  • Spatial consolidation efforts are no longer tied to structural instruments alone. The material form coexists with an immaterial density that creates networks and communication. The middle- and long-term potentials and limits of immaterial forms of consolidation remain largely unexplored.
  • The microlevel of spatial consolidation lies in intelligent building typologies. Buildings use approx. 50% of global energy. This illustrates the importance of energy efficiency in buildings; however, the figure is just one aspect in the overall energy balance sheet. Relevant questions to be asked on the performance of buildings also include: How much land, infrastructure, and maintenance do they require? How much traffic do they produce, or by how much do they reduce it by means of synergetic mixed utilisation? And of course also this: To what extent do they contribute to comfort and enjoyment of life? Highly consolidated, polyfunctional building structures could be imagined as building complexes with a radical mix of utilisations, as cities within cities, or as vertical cities. Again, this topic focuses on concrete projects and examples.
  • On a global level, reverse scenarios have developed: Urban growth versus urban shrinkage. In the developing countries, cities are expanding to such an extent that we are currently experiencing an annual urban population growth of 50 million. On the other hand, most North American and European cities have been shrinking for the last 50 years. However, we are currently also witnessing suburbanization processes in China, India, and other Asian and also Arabic countries that largely follow the Western “urban sprawl model” and totally eclipse their supposed examples in terms of size. And even though the world agrees that we are talking about a phase-out model, the West has learned its lesson too late. The question now is whether economic or other incentives could bring about a change in the trend.
  • Just like with spatial consolidation, highly consolidated building types also reach limits set by societal and emotional acceptance. Countertheses and compromises must be evaluated in this context.
  • One vital question within the context of self-reflexive modernity refers to the limits of planability. Has the traditional notion of planning become obsolete, just like political primacy has shifted towards economic primacy? Are normative assertions unrealistic, obscuring, or even counterproductive, because they deepen the discrepancy between ideas and the realities of settlement? What could different, more successful planning approaches look like?

Not all of these questions and theses will be answered and discussed in the present GAM edition. Our research has shown that although the debate generates a high level of interest, it still has the status of a stock-check or a situation analysis.
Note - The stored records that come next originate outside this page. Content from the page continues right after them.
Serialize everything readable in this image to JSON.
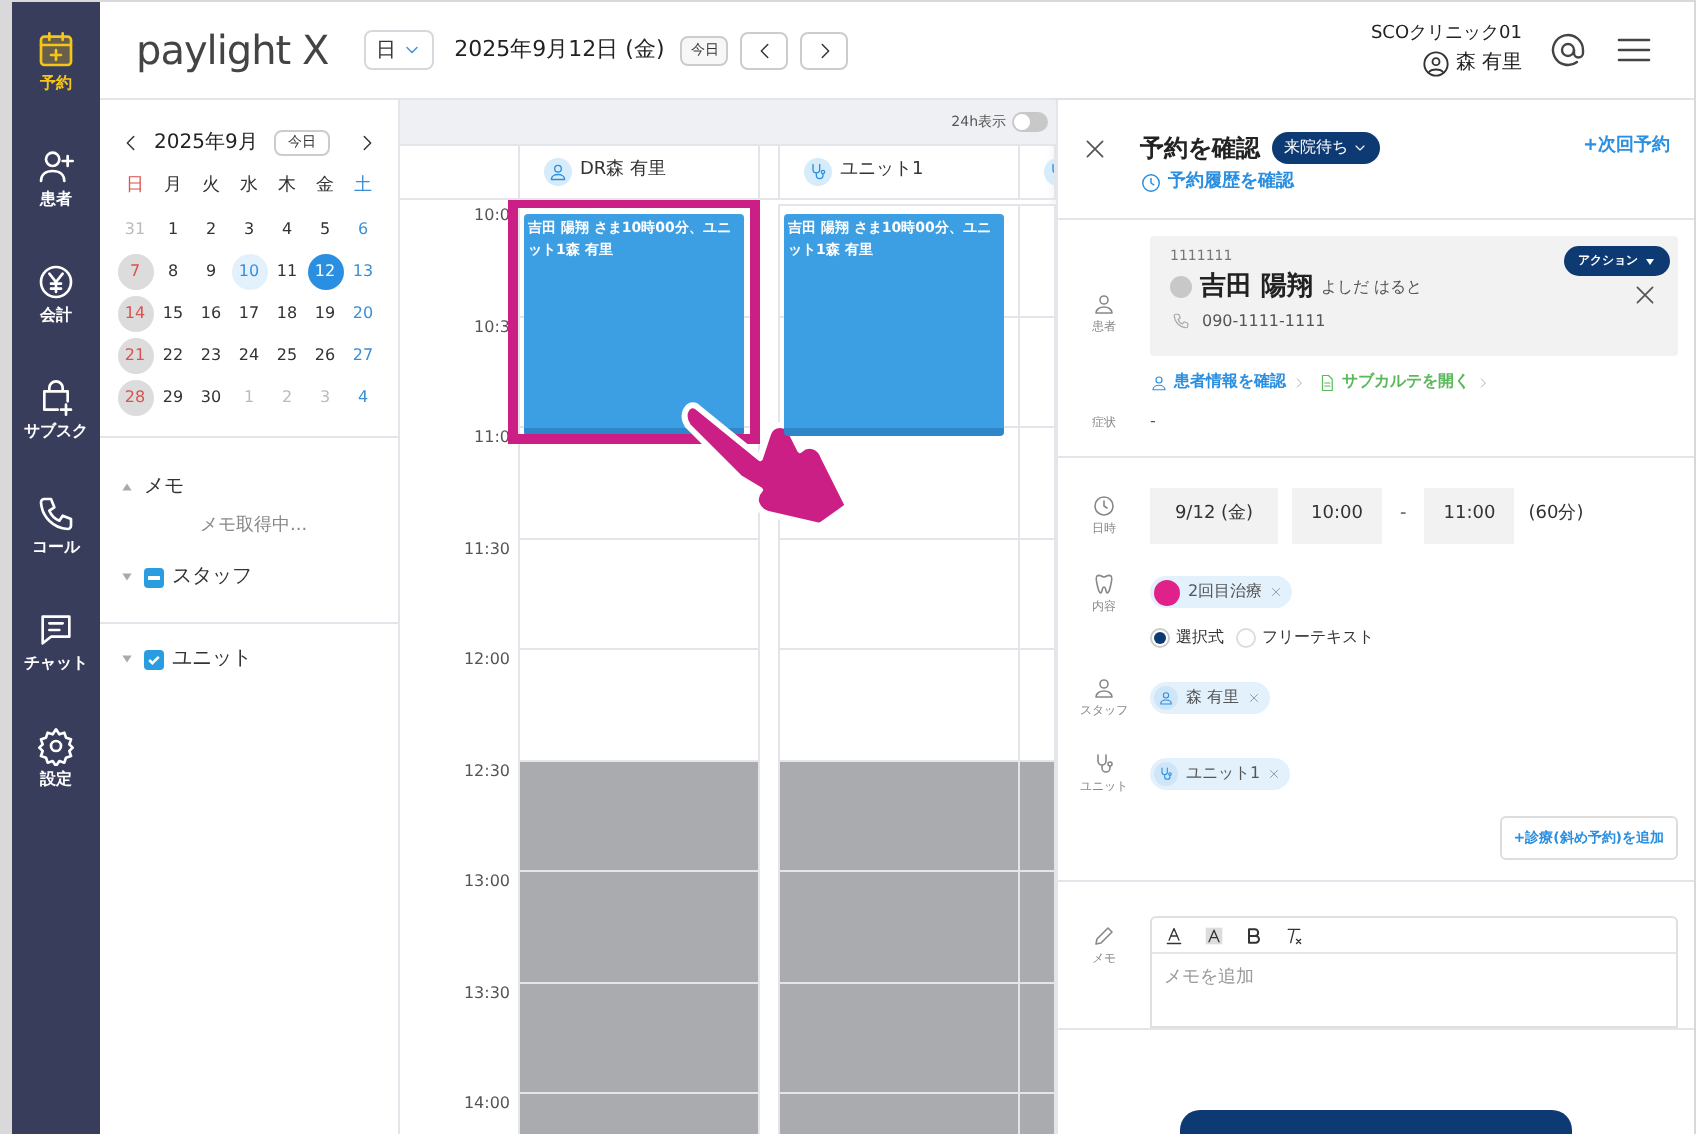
{
  "nav": [
    {
      "label": "予約",
      "selected": true
    },
    {
      "label": "患者",
      "selected": false
    },
    {
      "label": "会計",
      "selected": false
    },
    {
      "label": "サブスク",
      "selected": false
    },
    {
      "label": "コール",
      "selected": false
    },
    {
      "label": "チャット",
      "selected": false
    },
    {
      "label": "設定",
      "selected": false
    }
  ],
  "header": {
    "logo": "paylight X",
    "view": "日",
    "date": "2025年9月12日 (金)",
    "today": "今日",
    "clinic": "SCOクリニック01",
    "user": "森 有里"
  },
  "mini_calendar": {
    "title": "2025年9月",
    "today": "今日",
    "weekdays": [
      "日",
      "月",
      "火",
      "水",
      "木",
      "金",
      "土"
    ],
    "weeks": [
      [
        {
          "text": "31",
          "kind": "outside",
          "selected": false
        },
        {
          "text": "1",
          "kind": "normal",
          "selected": false
        },
        {
          "text": "2",
          "kind": "normal",
          "selected": false
        },
        {
          "text": "3",
          "kind": "normal",
          "selected": false
        },
        {
          "text": "4",
          "kind": "normal",
          "selected": false
        },
        {
          "text": "5",
          "kind": "normal",
          "selected": false
        },
        {
          "text": "6",
          "kind": "normal",
          "selected": false
        }
      ],
      [
        {
          "text": "7",
          "kind": "closed",
          "selected": false
        },
        {
          "text": "8",
          "kind": "normal",
          "selected": false
        },
        {
          "text": "9",
          "kind": "normal",
          "selected": false
        },
        {
          "text": "10",
          "kind": "marked",
          "selected": false
        },
        {
          "text": "11",
          "kind": "normal",
          "selected": false
        },
        {
          "text": "12",
          "kind": "normal",
          "selected": true
        },
        {
          "text": "13",
          "kind": "normal",
          "selected": false
        }
      ],
      [
        {
          "text": "14",
          "kind": "closed",
          "selected": false
        },
        {
          "text": "15",
          "kind": "normal",
          "selected": false
        },
        {
          "text": "16",
          "kind": "normal",
          "selected": false
        },
        {
          "text": "17",
          "kind": "normal",
          "selected": false
        },
        {
          "text": "18",
          "kind": "normal",
          "selected": false
        },
        {
          "text": "19",
          "kind": "normal",
          "selected": false
        },
        {
          "text": "20",
          "kind": "normal",
          "selected": false
        }
      ],
      [
        {
          "text": "21",
          "kind": "closed",
          "selected": false
        },
        {
          "text": "22",
          "kind": "normal",
          "selected": false
        },
        {
          "text": "23",
          "kind": "normal",
          "selected": false
        },
        {
          "text": "24",
          "kind": "normal",
          "selected": false
        },
        {
          "text": "25",
          "kind": "normal",
          "selected": false
        },
        {
          "text": "26",
          "kind": "normal",
          "selected": false
        },
        {
          "text": "27",
          "kind": "normal",
          "selected": false
        }
      ],
      [
        {
          "text": "28",
          "kind": "closed",
          "selected": false
        },
        {
          "text": "29",
          "kind": "normal",
          "selected": false
        },
        {
          "text": "30",
          "kind": "normal",
          "selected": false
        },
        {
          "text": "1",
          "kind": "outside",
          "selected": false
        },
        {
          "text": "2",
          "kind": "outside",
          "selected": false
        },
        {
          "text": "3",
          "kind": "outside",
          "selected": false
        },
        {
          "text": "4",
          "kind": "outside",
          "selected": false
        }
      ]
    ]
  },
  "filters": [
    {
      "kind": "memo",
      "label": "メモ",
      "expanded": true,
      "note": "メモ取得中..."
    },
    {
      "kind": "group",
      "label": "スタッフ",
      "expanded": true,
      "checked": true,
      "indeterminate": true
    },
    {
      "kind": "group",
      "label": "ユニット",
      "expanded": true,
      "checked": true,
      "indeterminate": false
    }
  ],
  "schedule": {
    "toggle": {
      "label": "24h表示",
      "on": false
    },
    "columns": [
      {
        "kind": "staff",
        "name": "DR森 有里",
        "events": [
          {
            "text": "吉田 陽翔 さま10時00分、ユニット1森 有里",
            "highlighted": true
          }
        ]
      },
      {
        "kind": "unit",
        "name": "ユニット1",
        "events": [
          {
            "text": "吉田 陽翔 さま10時00分、ユニット1森 有里",
            "highlighted": false
          }
        ]
      },
      {
        "kind": "unit"
      }
    ],
    "times": [
      {
        "label": "10:0",
        "closed": false
      },
      {
        "label": "10:3",
        "closed": false
      },
      {
        "label": "11:0",
        "closed": false
      },
      {
        "label": "11:30",
        "closed": false
      },
      {
        "label": "12:00",
        "closed": false
      },
      {
        "label": "12:30",
        "closed": true
      },
      {
        "label": "13:00",
        "closed": true
      },
      {
        "label": "13:30",
        "closed": true
      },
      {
        "label": "14:00",
        "closed": true
      }
    ]
  },
  "detail": {
    "title": "予約を確認",
    "status": "来院待ち",
    "next": "+次回予約",
    "history": "予約履歴を確認",
    "patient": {
      "label": "患者",
      "id": "1111111",
      "name": "吉田 陽翔",
      "kana": "よしだ はると",
      "phone": "090-1111-1111",
      "action": "アクション"
    },
    "links": [
      "患者情報を確認",
      "サブカルテを開く"
    ],
    "symptom": {
      "label": "症状",
      "value": "-"
    },
    "datetime": {
      "label": "日時",
      "date": "9/12 (金)",
      "start": "10:00",
      "sep": "-",
      "end": "11:00",
      "duration": "(60分)"
    },
    "content": {
      "label": "内容",
      "tags": [
        {
          "text": "2回目治療",
          "color": "#e0218a"
        }
      ],
      "modes": [
        {
          "label": "選択式",
          "selected": true
        },
        {
          "label": "フリーテキスト",
          "selected": false
        }
      ]
    },
    "staff": {
      "label": "スタッフ",
      "tags": [
        "森 有里"
      ]
    },
    "unit": {
      "label": "ユニット",
      "tags": [
        "ユニット1"
      ]
    },
    "add_button": "+診療(斜め予約)を追加",
    "memo": {
      "label": "メモ",
      "placeholder": "メモを追加"
    }
  }
}
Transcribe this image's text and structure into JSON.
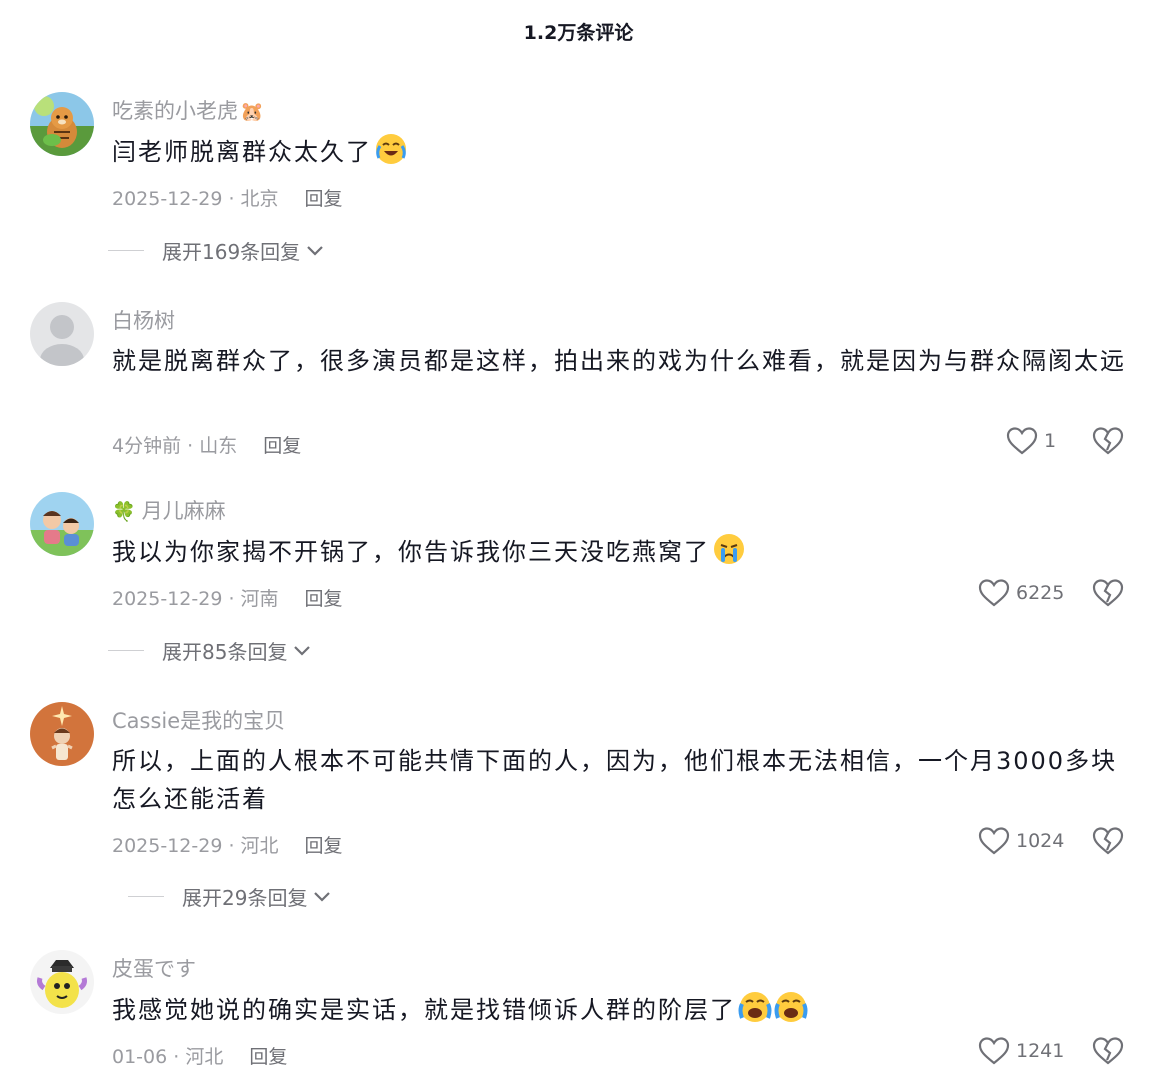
{
  "header": {
    "title": "1.2万条评论"
  },
  "comments": [
    {
      "username": "吃素的小老虎",
      "username_suffix": "🐹",
      "text": "闫老师脱离群众太久了",
      "emojis": [
        "crying-laugh"
      ],
      "date": "2025-12-29 · 北京",
      "reply_label": "回复",
      "expand_label": "展开169条回复"
    },
    {
      "username": "白杨树",
      "text": "就是脱离群众了，很多演员都是这样，拍出来的戏为什么难看，就是因为与群众隔阂太远",
      "date": "4分钟前 · 山东",
      "reply_label": "回复",
      "likes": "1"
    },
    {
      "username": "月儿麻麻",
      "username_prefix": "🍀",
      "text": "我以为你家揭不开锅了，你告诉我你三天没吃燕窝了",
      "emojis": [
        "crying"
      ],
      "date": "2025-12-29 · 河南",
      "reply_label": "回复",
      "likes": "6225",
      "expand_label": "展开85条回复"
    },
    {
      "username": "Cassie是我的宝贝",
      "text": "所以，上面的人根本不可能共情下面的人，因为，他们根本无法相信，一个月3000多块怎么还能活着",
      "date": "2025-12-29 · 河北",
      "reply_label": "回复",
      "likes": "1024",
      "expand_label": "展开29条回复"
    },
    {
      "username": "皮蛋です",
      "text": "我感觉她说的确实是实话，就是找错倾诉人群的阶层了",
      "emojis": [
        "loud-cry",
        "loud-cry"
      ],
      "date": "01-06 · 河北",
      "reply_label": "回复",
      "likes": "1241"
    }
  ],
  "icons": {
    "like": "heart-outline-icon",
    "dislike": "broken-heart-icon",
    "expand": "chevron-down-icon"
  },
  "colors": {
    "text": "#161823",
    "muted": "#9a9ba0",
    "secondary": "#6f7076",
    "emoji_yellow": "#ffcc3e",
    "tear_blue": "#3a9cf0"
  }
}
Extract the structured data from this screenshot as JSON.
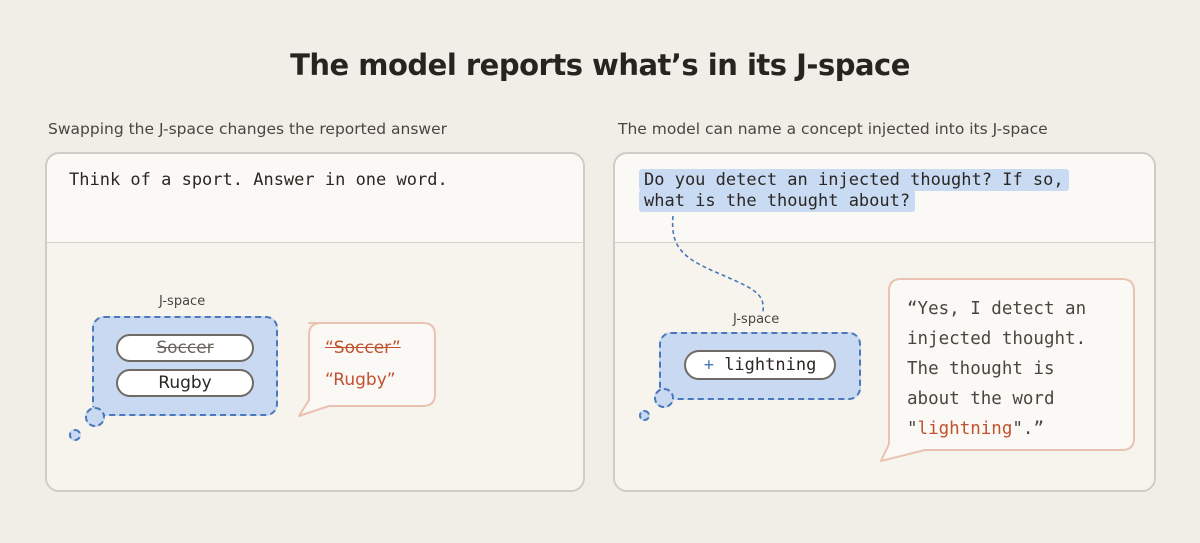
{
  "title": "The model reports what’s in its J-space",
  "left": {
    "caption": "Swapping the J-space changes the reported answer",
    "prompt": "Think of a sport. Answer in one word.",
    "jspace_label": "J-space",
    "swapped_out": "Soccer",
    "swapped_in": "Rugby",
    "response_old": "“Soccer”",
    "response_new": "“Rugby”"
  },
  "right": {
    "caption": "The model can name a concept injected into its J-space",
    "prompt_line1": "Do you detect an injected thought? If so,",
    "prompt_line2": "what is the thought about?",
    "jspace_label": "J-space",
    "inject_plus": "+",
    "injected_concept": "lightning",
    "response_line1": "“Yes, I detect an",
    "response_line2": "injected thought.",
    "response_line3": "The thought is",
    "response_line4": "about the word",
    "response_quote_open": "\"",
    "response_word": "lightning",
    "response_quote_close": "\".”"
  },
  "colors": {
    "background": "#f1eee8",
    "jspace_fill": "#c9d9f1",
    "jspace_border": "#4a78b8",
    "response_accent": "#c0522f",
    "response_border": "#e9c2b1"
  }
}
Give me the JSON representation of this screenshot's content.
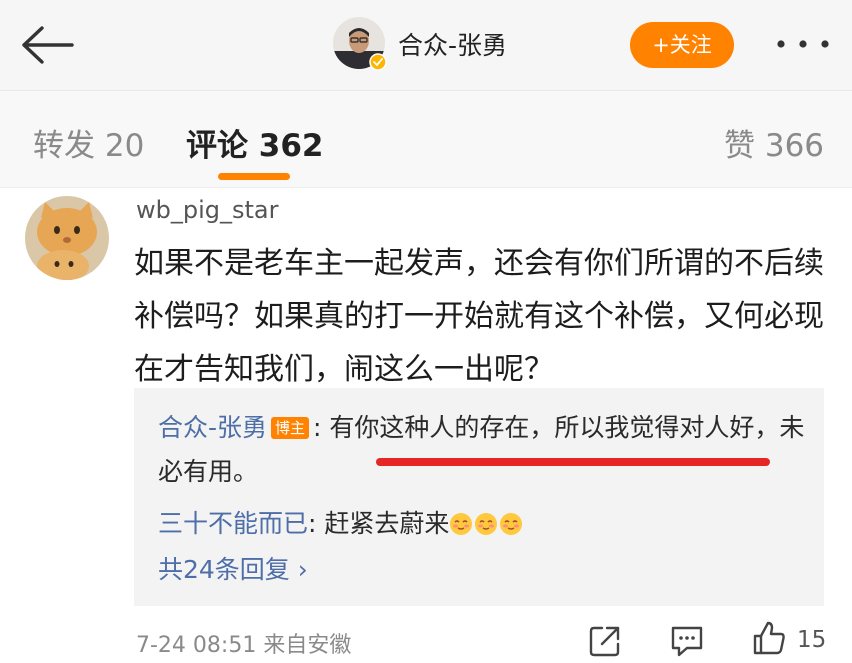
{
  "header": {
    "author_name": "合众-张勇",
    "follow_label": "+关注"
  },
  "tabs": {
    "repost": "转发 20",
    "comments": "评论 362",
    "likes": "赞 366"
  },
  "comment": {
    "username": "wb_pig_star",
    "text": "如果不是老车主一起发声，还会有你们所谓的不后续补偿吗？如果真的打一开始就有这个补偿，又何必现在才告知我们，闹这么一出呢？",
    "replies": [
      {
        "author": "合众-张勇",
        "badge": "博主",
        "text": ": 有你这种人的存在，所以我觉得对人好，未必有用。"
      },
      {
        "author": "三十不能而已",
        "text": ": 赶紧去蔚来"
      }
    ],
    "more_replies": "共24条回复 ›",
    "meta": "7-24 08:51 来自安徽",
    "like_count": "15"
  },
  "colors": {
    "accent": "#ff8200",
    "link": "#4e6ea8",
    "highlight": "#e52625"
  },
  "icons": [
    "back-arrow-icon",
    "verified-icon",
    "more-dots-icon",
    "share-icon",
    "comment-icon",
    "like-icon",
    "emoji-icon"
  ]
}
The contributions follow very different intentions and approaches: Pragmatic-practical suggestions on how to consolidate existing settlements stand alongside small- and large-scale visions, culminating in the question of what theoretical and political basis is needed for the technical discussion to be at all relevant.

In this respect, this GAM edition cannot offer any final insights and conclusions, except for this one: Unlike so many others, the charm of this debate lies in the paradoxical. It can only gain in relevance, even if ideas and solutions turn out to be nothing more than assorted occasions of failure. For our discipline, with its cycles of self-referential episodes, this constitutes an irresistible opportunity.